Search the entries below. Return every line that has "name" in it.

Entries from a dataset of interfaces>
• • • • •

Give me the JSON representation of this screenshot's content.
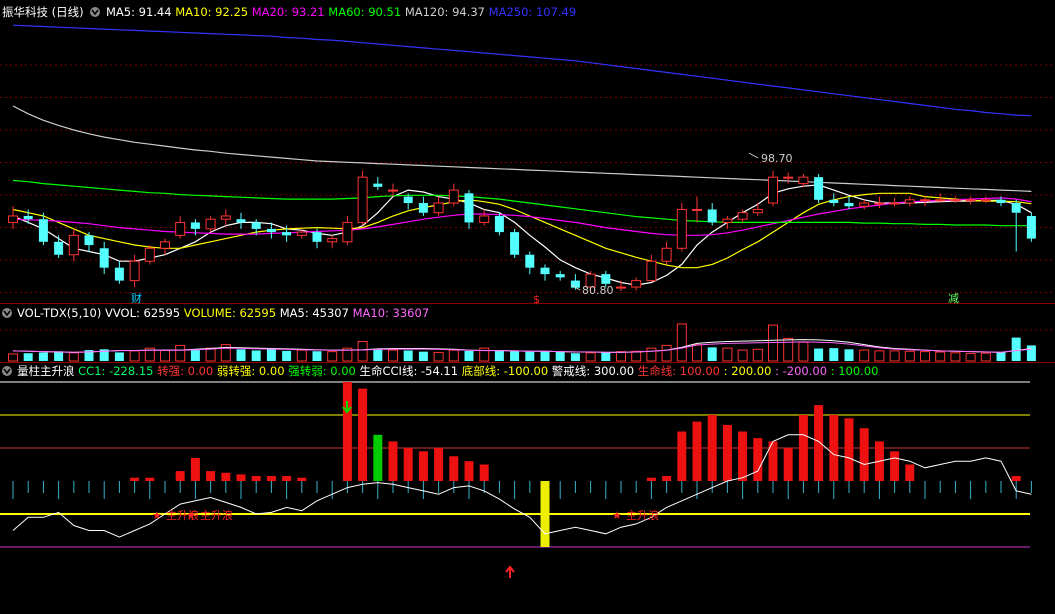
{
  "header": {
    "stock_title": "振华科技 (日线)",
    "ma": [
      {
        "label": "MA5: 91.44",
        "color": "#ffffff"
      },
      {
        "label": "MA10: 92.25",
        "color": "#ffff00"
      },
      {
        "label": "MA20: 93.21",
        "color": "#ff00ff"
      },
      {
        "label": "MA60: 90.51",
        "color": "#00ff00"
      },
      {
        "label": "MA120: 94.37",
        "color": "#cccccc"
      },
      {
        "label": "MA250: 107.49",
        "color": "#3333ff"
      }
    ]
  },
  "volume_header": {
    "title": "VOL-TDX(5,10)",
    "items": [
      {
        "label": "VVOL: 62595",
        "color": "#ffffff"
      },
      {
        "label": "VOLUME: 62595",
        "color": "#ffff00"
      },
      {
        "label": "MA5: 45307",
        "color": "#ffffff"
      },
      {
        "label": "MA10: 33607",
        "color": "#ff66ff"
      }
    ]
  },
  "indicator_header": {
    "title": "量柱主升浪",
    "items": [
      {
        "label": "CC1: -228.15",
        "color": "#00ff66"
      },
      {
        "label": "转强: 0.00",
        "color": "#ff3333"
      },
      {
        "label": "弱转强: 0.00",
        "color": "#ffff00"
      },
      {
        "label": "强转弱: 0.00",
        "color": "#00ff00"
      },
      {
        "label": "生命CCI线: -54.11",
        "color": "#ffffff"
      },
      {
        "label": "底部线: -100.00",
        "color": "#ffff00"
      },
      {
        "label": "警戒线: 300.00",
        "color": "#ffffff"
      },
      {
        "label": "生命线: 100.00",
        "color": "#ff3333"
      },
      {
        "label": ": 200.00",
        "color": "#ffff00"
      },
      {
        "label": ": -200.00",
        "color": "#ff66ff"
      },
      {
        "label": ": 100.00",
        "color": "#00ff00"
      }
    ]
  },
  "annotations": {
    "high_marker": "98.70",
    "low_marker": "80.80",
    "tag_cai": "财",
    "tag_dollar": "$",
    "tag_jian": "减",
    "signal_text": "主升浪"
  },
  "chart_data": {
    "type": "candlestick",
    "ohlc": [
      [
        91,
        92,
        93.5,
        90
      ],
      [
        92,
        91.5,
        93,
        90.8
      ],
      [
        91.5,
        88,
        92.5,
        87.5
      ],
      [
        88,
        86,
        89,
        85.5
      ],
      [
        86,
        89,
        90,
        85
      ],
      [
        89,
        87.5,
        89.5,
        86.5
      ],
      [
        87,
        84,
        88,
        83
      ],
      [
        84,
        82,
        85,
        81.5
      ],
      [
        82,
        85,
        86,
        81
      ],
      [
        85,
        87,
        87.5,
        84.5
      ],
      [
        87,
        88,
        88.5,
        86
      ],
      [
        89,
        91,
        92,
        88.5
      ],
      [
        91,
        90,
        91.5,
        89
      ],
      [
        90,
        91.5,
        92,
        89.5
      ],
      [
        91.5,
        92,
        93,
        90.5
      ],
      [
        91.5,
        91,
        92.5,
        90
      ],
      [
        91,
        90,
        91.5,
        89
      ],
      [
        90,
        89.5,
        91,
        88.5
      ],
      [
        89.5,
        89,
        90.5,
        88
      ],
      [
        89,
        89.5,
        90,
        88.5
      ],
      [
        89.5,
        88,
        90,
        87
      ],
      [
        88,
        88.5,
        89,
        87
      ],
      [
        88,
        91,
        92,
        87.5
      ],
      [
        91,
        98,
        99,
        90.5
      ],
      [
        97,
        96.5,
        98,
        96
      ],
      [
        96,
        96,
        97,
        95
      ],
      [
        95,
        94,
        95.5,
        93
      ],
      [
        94,
        92.5,
        95,
        92
      ],
      [
        92.5,
        94,
        95,
        92
      ],
      [
        94,
        96,
        97,
        93.5
      ],
      [
        95.5,
        91,
        96,
        90
      ],
      [
        91,
        92,
        93,
        90.5
      ],
      [
        92,
        89.5,
        92.5,
        89
      ],
      [
        89.5,
        86,
        90,
        85.5
      ],
      [
        86,
        84,
        86.5,
        83
      ],
      [
        84,
        83,
        84.5,
        82
      ],
      [
        83,
        82.5,
        83.5,
        82
      ],
      [
        82,
        80.9,
        83,
        80.6
      ],
      [
        81,
        83,
        83.5,
        80.5
      ],
      [
        83,
        81.5,
        83.5,
        81
      ],
      [
        81,
        81,
        82,
        80.4
      ],
      [
        81,
        82,
        82.5,
        80.5
      ],
      [
        82,
        85,
        86,
        81.8
      ],
      [
        85,
        87,
        88,
        84.5
      ],
      [
        87,
        93,
        94,
        86.5
      ],
      [
        93,
        93,
        95,
        91
      ],
      [
        93,
        91,
        94,
        90.5
      ],
      [
        91,
        91.5,
        92,
        90
      ],
      [
        91.5,
        92.5,
        93,
        91
      ],
      [
        92.5,
        93,
        94,
        92
      ],
      [
        94,
        98,
        99,
        93.5
      ],
      [
        98,
        98,
        98.7,
        97
      ],
      [
        97,
        98,
        98.5,
        96.5
      ],
      [
        98,
        94.5,
        98.5,
        94
      ],
      [
        94.5,
        94,
        95.5,
        93.5
      ],
      [
        94,
        93.5,
        95,
        93
      ],
      [
        93.5,
        94,
        94.5,
        93
      ],
      [
        94,
        94,
        95,
        93.2
      ],
      [
        94,
        94,
        94.8,
        93.5
      ],
      [
        94,
        94.5,
        95,
        93.5
      ],
      [
        94.5,
        94.5,
        95,
        93.5
      ],
      [
        94.5,
        94.5,
        95.5,
        94
      ],
      [
        94.5,
        94.5,
        95,
        94
      ],
      [
        94.5,
        94.5,
        95,
        93.8
      ],
      [
        94.5,
        94.5,
        95,
        94
      ],
      [
        94.5,
        94,
        95,
        93.5
      ],
      [
        94,
        92.5,
        94.5,
        86.5
      ],
      [
        92,
        88.5,
        92.5,
        88
      ]
    ],
    "ma_lines": [
      {
        "name": "MA5",
        "color": "#ffffff",
        "values": [
          92,
          91,
          90,
          88.5,
          87,
          86.5,
          86,
          85,
          85,
          85.5,
          86,
          87,
          88,
          89.5,
          90.5,
          91,
          91,
          90.8,
          90,
          89.8,
          89.3,
          89,
          89.5,
          90.5,
          92.5,
          95,
          96,
          95.7,
          95,
          94.6,
          94,
          93,
          92.5,
          91,
          89,
          87.2,
          85.2,
          84,
          83,
          82.4,
          81.7,
          81.3,
          81.7,
          82.8,
          84.5,
          87.5,
          89.5,
          91,
          92.5,
          93.8,
          95.5,
          96.2,
          96.6,
          96.8,
          96,
          95.2,
          94.5,
          94,
          94,
          94,
          94.1,
          94.2,
          94.3,
          94.3,
          94.4,
          94.4,
          93.8,
          92.5
        ]
      },
      {
        "name": "MA10",
        "color": "#ffff00",
        "values": [
          93,
          92.5,
          92,
          91,
          90,
          89,
          88.5,
          88,
          87.5,
          87.2,
          87,
          87,
          87.5,
          88,
          88.5,
          89,
          89.5,
          89.8,
          90,
          90.1,
          90.2,
          90.1,
          90,
          90.2,
          91,
          92,
          92.8,
          93.3,
          93.7,
          94.2,
          94.5,
          94.2,
          93.8,
          93,
          92,
          91,
          90,
          89,
          88,
          87,
          86.3,
          85.6,
          85,
          84.4,
          84,
          84,
          84.5,
          85.5,
          86.8,
          88,
          89.5,
          91,
          92.5,
          93.8,
          94.5,
          95,
          95.3,
          95.5,
          95.5,
          95.5,
          95,
          94.8,
          94.6,
          94.4,
          94.3,
          94.3,
          94.2,
          93.9
        ]
      },
      {
        "name": "MA20",
        "color": "#ff00ff",
        "values": [
          91.5,
          91.4,
          91.3,
          91.2,
          91,
          90.8,
          90.5,
          90.2,
          90,
          89.8,
          89.6,
          89.5,
          89.4,
          89.3,
          89.2,
          89.2,
          89.2,
          89.3,
          89.4,
          89.5,
          89.6,
          89.7,
          89.8,
          90,
          90.3,
          90.7,
          91.1,
          91.5,
          91.8,
          92.1,
          92.3,
          92.3,
          92.2,
          92.1,
          91.9,
          91.6,
          91.3,
          91,
          90.6,
          90.2,
          89.9,
          89.6,
          89.3,
          89.1,
          89,
          89,
          89.1,
          89.4,
          89.8,
          90.3,
          90.8,
          91.3,
          91.8,
          92.3,
          92.7,
          93.1,
          93.4,
          93.7,
          94,
          94.2,
          94.3,
          94.4,
          94.5,
          94.6,
          94.7,
          94.8,
          94.6,
          94.2
        ]
      },
      {
        "name": "MA60",
        "color": "#00ff00",
        "values": [
          97.5,
          97.3,
          97,
          96.8,
          96.6,
          96.4,
          96.2,
          96,
          95.8,
          95.6,
          95.5,
          95.3,
          95.2,
          95.1,
          95,
          94.9,
          94.8,
          94.7,
          94.6,
          94.6,
          94.6,
          94.6,
          94.7,
          94.8,
          95,
          95.1,
          95.2,
          95.2,
          95.2,
          95.1,
          95,
          94.8,
          94.6,
          94.3,
          94,
          93.7,
          93.4,
          93.1,
          92.8,
          92.5,
          92.2,
          91.9,
          91.7,
          91.5,
          91.3,
          91.2,
          91.1,
          91,
          91,
          91,
          91,
          91,
          91,
          91,
          91,
          91,
          90.9,
          90.9,
          90.8,
          90.8,
          90.7,
          90.7,
          90.6,
          90.6,
          90.6,
          90.5,
          90.5,
          90.5
        ]
      },
      {
        "name": "MA120",
        "color": "#cccccc",
        "values": [
          109,
          107.8,
          106.8,
          106,
          105.3,
          104.7,
          104.2,
          103.8,
          103.4,
          103.1,
          102.8,
          102.5,
          102.2,
          102,
          101.7,
          101.5,
          101.3,
          101.1,
          100.9,
          100.7,
          100.5,
          100.4,
          100.3,
          100.2,
          100.1,
          100,
          99.9,
          99.8,
          99.7,
          99.6,
          99.5,
          99.4,
          99.3,
          99.2,
          99.1,
          99,
          98.9,
          98.8,
          98.7,
          98.6,
          98.5,
          98.4,
          98.3,
          98.2,
          98.1,
          98,
          97.9,
          97.8,
          97.7,
          97.6,
          97.5,
          97.4,
          97.3,
          97.2,
          97.1,
          97,
          96.9,
          96.8,
          96.7,
          96.6,
          96.5,
          96.4,
          96.3,
          96.2,
          96.1,
          96,
          95.9,
          95.8
        ]
      },
      {
        "name": "MA250",
        "color": "#3333ff",
        "values": [
          121.5,
          121.4,
          121.3,
          121.2,
          121.1,
          121,
          120.9,
          120.8,
          120.7,
          120.6,
          120.5,
          120.4,
          120.3,
          120.2,
          120.1,
          120,
          119.9,
          119.8,
          119.6,
          119.5,
          119.3,
          119.2,
          119,
          118.8,
          118.6,
          118.4,
          118.2,
          118,
          117.8,
          117.6,
          117.4,
          117.2,
          117,
          116.8,
          116.6,
          116.4,
          116.2,
          116,
          115.7,
          115.4,
          115.1,
          114.8,
          114.5,
          114.2,
          113.9,
          113.6,
          113.3,
          113,
          112.7,
          112.4,
          112.1,
          111.8,
          111.5,
          111.2,
          110.9,
          110.6,
          110.3,
          110,
          109.7,
          109.4,
          109.1,
          108.8,
          108.5,
          108.3,
          108,
          107.8,
          107.6,
          107.5
        ]
      }
    ],
    "volume": [
      18,
      20,
      22,
      25,
      21,
      28,
      30,
      22,
      26,
      33,
      27,
      40,
      28,
      33,
      42,
      30,
      27,
      31,
      26,
      28,
      25,
      24,
      33,
      50,
      30,
      28,
      27,
      24,
      22,
      28,
      26,
      33,
      28,
      25,
      24,
      25,
      23,
      20,
      21,
      22,
      24,
      25,
      33,
      40,
      95,
      42,
      35,
      33,
      28,
      30,
      92,
      58,
      48,
      32,
      33,
      30,
      28,
      26,
      26,
      25,
      24,
      23,
      21,
      19,
      20,
      22,
      60,
      40
    ],
    "vol_ma5": [
      26,
      25,
      24,
      23,
      22,
      23,
      25,
      27,
      27,
      28,
      28,
      28,
      30,
      32,
      35,
      34,
      33,
      32,
      31,
      30,
      29,
      28,
      28,
      29,
      31,
      32,
      32,
      32,
      31,
      30,
      28,
      27,
      27,
      26,
      25,
      25,
      24,
      23,
      23,
      22,
      22,
      23,
      25,
      28,
      35,
      45,
      48,
      50,
      51,
      52,
      53,
      54,
      55,
      54,
      52,
      48,
      42,
      36,
      32,
      30,
      28,
      26,
      25,
      24,
      23,
      22,
      27,
      32
    ]
  },
  "indicator_data": {
    "bar_values": [
      0,
      0,
      0,
      0,
      0,
      0,
      0,
      0,
      10,
      10,
      0,
      30,
      70,
      30,
      25,
      20,
      15,
      15,
      15,
      10,
      0,
      0,
      300,
      280,
      140,
      120,
      100,
      90,
      100,
      75,
      60,
      50,
      0,
      0,
      0,
      -200,
      0,
      0,
      0,
      0,
      0,
      0,
      10,
      15,
      150,
      180,
      200,
      170,
      150,
      130,
      120,
      100,
      200,
      230,
      200,
      190,
      160,
      120,
      90,
      50,
      0,
      0,
      0,
      0,
      0,
      0,
      15,
      0
    ],
    "bar_colors": [
      "r",
      "r",
      "r",
      "r",
      "r",
      "r",
      "r",
      "r",
      "r",
      "r",
      "r",
      "r",
      "r",
      "r",
      "r",
      "r",
      "r",
      "r",
      "r",
      "r",
      "r",
      "r",
      "r",
      "r",
      "g",
      "r",
      "r",
      "r",
      "r",
      "r",
      "r",
      "r",
      "r",
      "r",
      "r",
      "y",
      "r",
      "r",
      "r",
      "r",
      "r",
      "r",
      "r",
      "r",
      "r",
      "r",
      "r",
      "r",
      "r",
      "r",
      "r",
      "r",
      "r",
      "r",
      "r",
      "r",
      "r",
      "r",
      "r",
      "r",
      "r",
      "r",
      "r",
      "r",
      "r",
      "r",
      "r",
      "r"
    ],
    "cci_line": [
      -150,
      -110,
      -110,
      -95,
      -135,
      -150,
      -150,
      -170,
      -150,
      -130,
      -100,
      -70,
      -60,
      -50,
      -65,
      -80,
      -100,
      -95,
      -80,
      -90,
      -60,
      -40,
      -20,
      -10,
      -5,
      -10,
      -20,
      -30,
      -40,
      -20,
      -15,
      -30,
      -55,
      -85,
      -110,
      -160,
      -150,
      -140,
      -150,
      -160,
      -140,
      -130,
      -110,
      -80,
      -60,
      -40,
      -20,
      0,
      10,
      30,
      120,
      140,
      140,
      120,
      80,
      70,
      50,
      60,
      70,
      60,
      40,
      50,
      60,
      60,
      70,
      60,
      -30,
      -40
    ],
    "levels": [
      300,
      200,
      100,
      -100,
      -200
    ]
  }
}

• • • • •

RESULT OF THE TASK>
        "name": "MA5",
        "name": "MA10",
        "name": "MA20",
        "name": "MA60",
        "name": "MA120",
        "name": "MA250",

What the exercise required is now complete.